Transparency is not restricted to the kitchen and living area. Glass walls ensure the courtyard and the wooded outlook are visible from many rooms in the house. The glazing also means there is a close visual connection between rooms, with no sense of isolation.
Interior designer Michael Habachy says furnishings were chosen with the owners' love of casual entertaining in mind.

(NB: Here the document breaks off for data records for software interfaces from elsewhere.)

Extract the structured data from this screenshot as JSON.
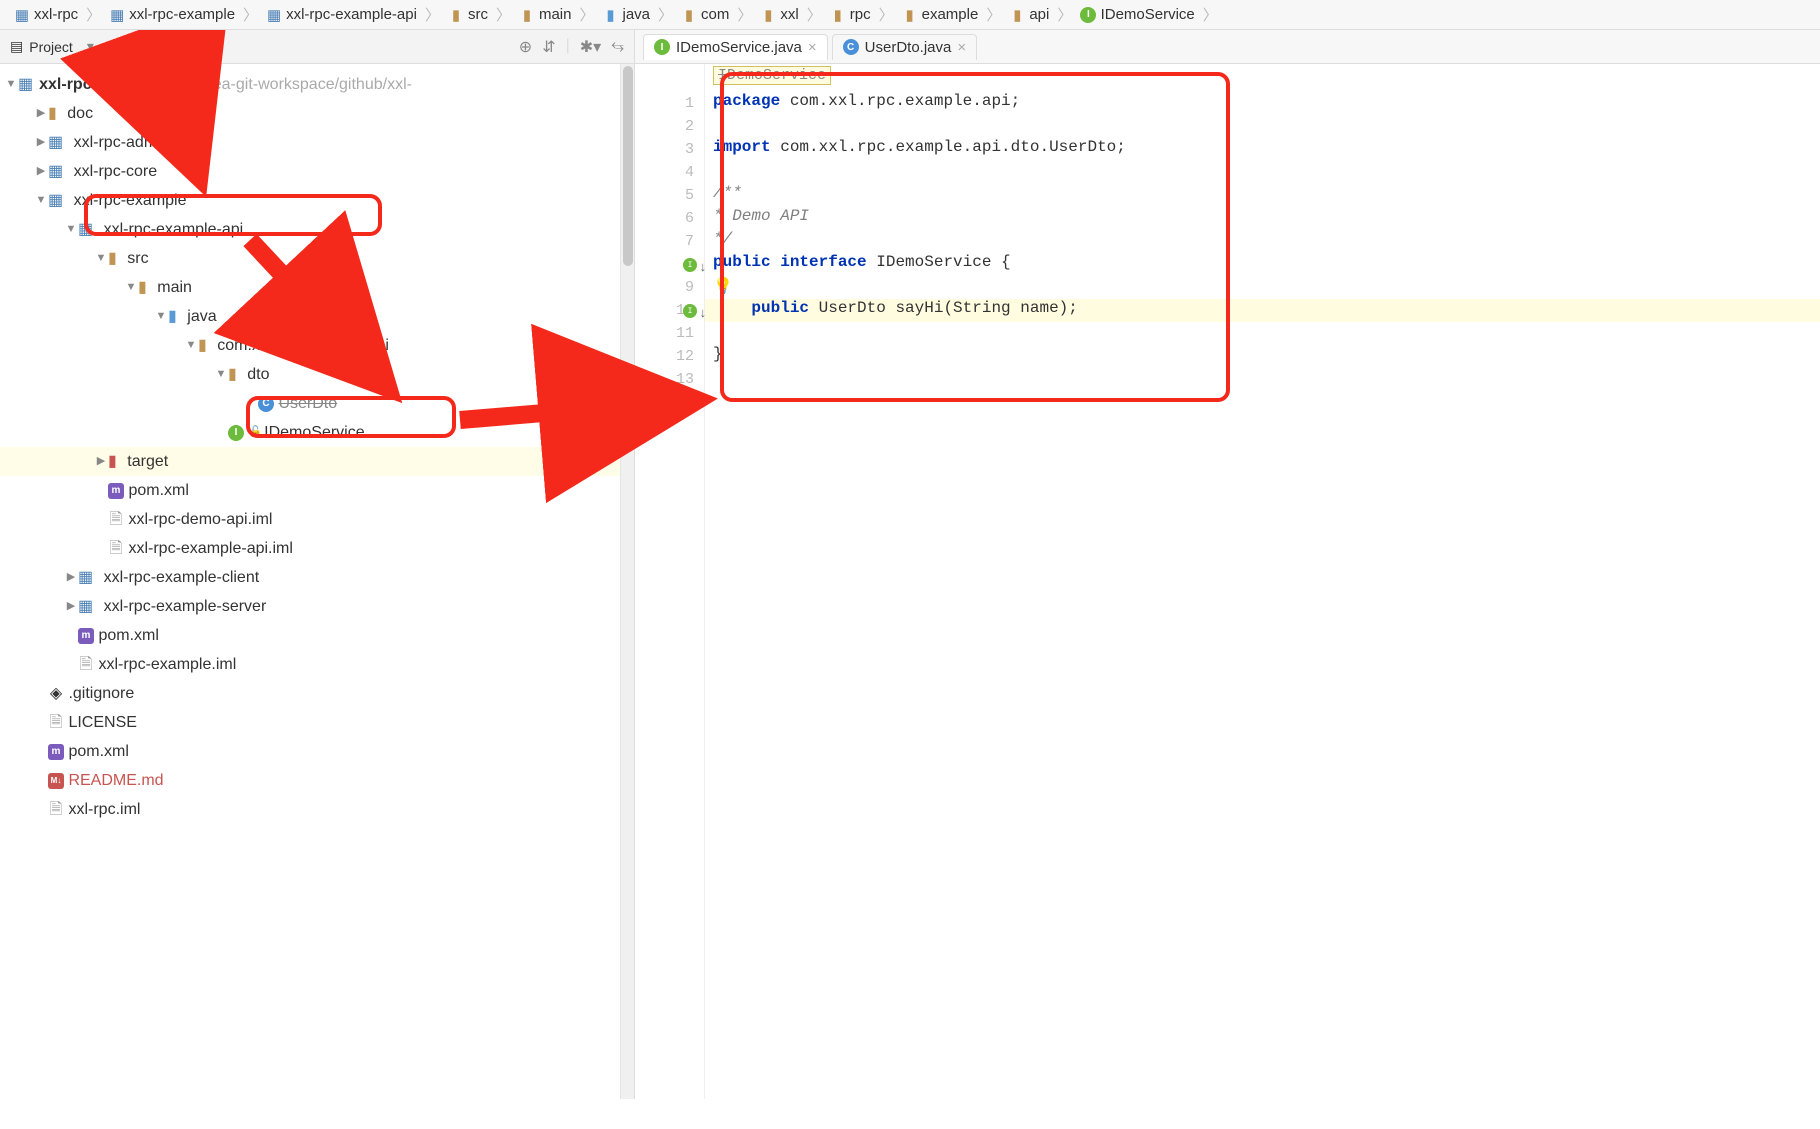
{
  "breadcrumb": [
    {
      "label": "xxl-rpc",
      "type": "module"
    },
    {
      "label": "xxl-rpc-example",
      "type": "module"
    },
    {
      "label": "xxl-rpc-example-api",
      "type": "module"
    },
    {
      "label": "src",
      "type": "folder"
    },
    {
      "label": "main",
      "type": "folder"
    },
    {
      "label": "java",
      "type": "src-folder"
    },
    {
      "label": "com",
      "type": "folder"
    },
    {
      "label": "xxl",
      "type": "folder"
    },
    {
      "label": "rpc",
      "type": "folder"
    },
    {
      "label": "example",
      "type": "folder"
    },
    {
      "label": "api",
      "type": "folder"
    },
    {
      "label": "IDemoService",
      "type": "interface"
    }
  ],
  "panel": {
    "title": "Project"
  },
  "tree": {
    "root": {
      "label": "xxl-rpc",
      "path": "~/workspaces/idea-git-workspace/github/xxl-"
    },
    "items": [
      {
        "depth": 1,
        "expand": "closed",
        "icon": "folder",
        "label": "doc"
      },
      {
        "depth": 1,
        "expand": "closed",
        "icon": "module",
        "label": "xxl-rpc-admin"
      },
      {
        "depth": 1,
        "expand": "closed",
        "icon": "module",
        "label": "xxl-rpc-core"
      },
      {
        "depth": 1,
        "expand": "open",
        "icon": "module",
        "label": "xxl-rpc-example"
      },
      {
        "depth": 2,
        "expand": "open",
        "icon": "module",
        "label": "xxl-rpc-example-api",
        "boxed": true
      },
      {
        "depth": 3,
        "expand": "open",
        "icon": "folder",
        "label": "src"
      },
      {
        "depth": 4,
        "expand": "open",
        "icon": "folder",
        "label": "main"
      },
      {
        "depth": 5,
        "expand": "open",
        "icon": "src-folder",
        "label": "java"
      },
      {
        "depth": 6,
        "expand": "open",
        "icon": "folder",
        "label": "com.xxl.rpc.example.api",
        "obscured": true
      },
      {
        "depth": 7,
        "expand": "open",
        "icon": "folder",
        "label": "dto"
      },
      {
        "depth": 8,
        "expand": "none",
        "icon": "class",
        "label": "UserDto",
        "struck": true
      },
      {
        "depth": 7,
        "expand": "none",
        "icon": "interface",
        "label": "IDemoService",
        "boxed": true,
        "vcs": true
      },
      {
        "depth": 3,
        "expand": "closed",
        "icon": "target",
        "label": "target",
        "highlight": true
      },
      {
        "depth": 3,
        "expand": "none",
        "icon": "m",
        "label": "pom.xml"
      },
      {
        "depth": 3,
        "expand": "none",
        "icon": "file",
        "label": "xxl-rpc-demo-api.iml"
      },
      {
        "depth": 3,
        "expand": "none",
        "icon": "file",
        "label": "xxl-rpc-example-api.iml"
      },
      {
        "depth": 2,
        "expand": "closed",
        "icon": "module",
        "label": "xxl-rpc-example-client"
      },
      {
        "depth": 2,
        "expand": "closed",
        "icon": "module",
        "label": "xxl-rpc-example-server"
      },
      {
        "depth": 2,
        "expand": "none",
        "icon": "m",
        "label": "pom.xml"
      },
      {
        "depth": 2,
        "expand": "none",
        "icon": "file",
        "label": "xxl-rpc-example.iml"
      },
      {
        "depth": 1,
        "expand": "none",
        "icon": "git",
        "label": ".gitignore"
      },
      {
        "depth": 1,
        "expand": "none",
        "icon": "file",
        "label": "LICENSE"
      },
      {
        "depth": 1,
        "expand": "none",
        "icon": "m",
        "label": "pom.xml"
      },
      {
        "depth": 1,
        "expand": "none",
        "icon": "md",
        "label": "README.md",
        "red": true
      },
      {
        "depth": 1,
        "expand": "none",
        "icon": "file",
        "label": "xxl-rpc.iml"
      }
    ]
  },
  "tabs": [
    {
      "label": "IDemoService.java",
      "icon": "interface",
      "active": true
    },
    {
      "label": "UserDto.java",
      "icon": "class",
      "active": false
    }
  ],
  "editor": {
    "classnameTip": "IDemoService",
    "lines": [
      {
        "n": 1,
        "tokens": [
          {
            "t": "kw",
            "v": "package "
          },
          {
            "t": "",
            "v": "com.xxl.rpc.example.api;"
          }
        ]
      },
      {
        "n": 2,
        "tokens": []
      },
      {
        "n": 3,
        "tokens": [
          {
            "t": "kw",
            "v": "import "
          },
          {
            "t": "",
            "v": "com.xxl.rpc.example.api.dto.UserDto;"
          }
        ]
      },
      {
        "n": 4,
        "tokens": []
      },
      {
        "n": 5,
        "tokens": [
          {
            "t": "comment",
            "v": "/**"
          }
        ]
      },
      {
        "n": 6,
        "tokens": [
          {
            "t": "comment",
            "v": " * Demo API"
          }
        ]
      },
      {
        "n": 7,
        "tokens": [
          {
            "t": "comment",
            "v": " */"
          }
        ]
      },
      {
        "n": 8,
        "marker": "I",
        "tokens": [
          {
            "t": "kw",
            "v": "public interface "
          },
          {
            "t": "",
            "v": "IDemoService {"
          }
        ]
      },
      {
        "n": 9,
        "bulb": true,
        "tokens": []
      },
      {
        "n": 10,
        "marker": "I",
        "hl": true,
        "indent": 1,
        "tokens": [
          {
            "t": "kw",
            "v": "public "
          },
          {
            "t": "",
            "v": "UserDto sayHi(String name);"
          }
        ]
      },
      {
        "n": 11,
        "tokens": []
      },
      {
        "n": 12,
        "tokens": [
          {
            "t": "",
            "v": "}"
          }
        ]
      },
      {
        "n": 13,
        "tokens": []
      }
    ]
  }
}
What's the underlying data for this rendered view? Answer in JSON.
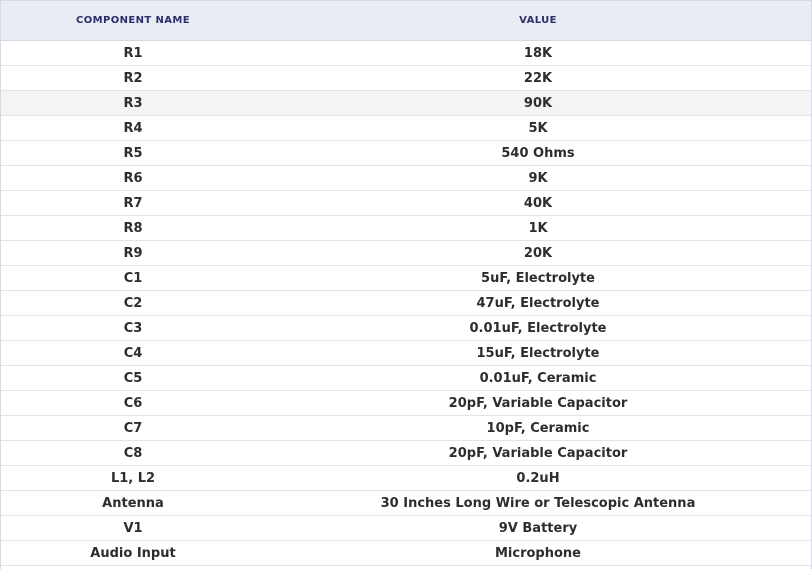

They were also chosen for their sustainability, with materials sourced locally.
"Although the owners love minimalism, it was important to introduce warmth and visual depth to the interior," Habachy says. "The wenge wood, custom-designed furniture, and a color palette of warm gray, brown and white, with orange accents help achieve this."
|Architect||Bryan Russell, Dencity LLC (Atlanta)|
|Interior and bathroom designer||Michael Habachy, Habachy Designs, Inc|
|Kitchen designer||Matthew D Rao, Rao Design Studio|
|Structural engineer||Aries, Inc|
|Siding||White stucco with smooth marbleized finish|
|Roofing||Sheffield CoolR metal roofing in Dark Bronze; installed by Howe Roofs|
|Doors and windows||Thermal storefront from Arch Aluminum Window & Glass Company; Clear Comfort glass from AGC Flat Glass North America|
|Flooring||Ergon engineered stone porcelain tile; Green Tech Series bamboo with Dark Espresso stain|
|Wallcoverings||Sanfoot dark wenge veneer from Genesis|
|Paints and varnishes||C2 LoVo paint|
|Sofa, dining table and coffee table||Custom designed by Michael Habachy|
|Outdoor furniture||Dedon; Kolo Collection by Greg Morgan|
|Cabinetry||SieMatic Magnolia White laminate|
|Countertops||Steel gray polished granite from SieMatic Stone Design|
|Kitchen faucets||Dornbracht Elio|
|Oven, cooktop, coffee machine, refrigerator and dishwasher||Miele|
|Ventilation||Faber Inca Pro 38|
|Refrigerator drawers, wine storage units and ice machine||Sub-Zero|
|Master bedroom furniture||Room & Board|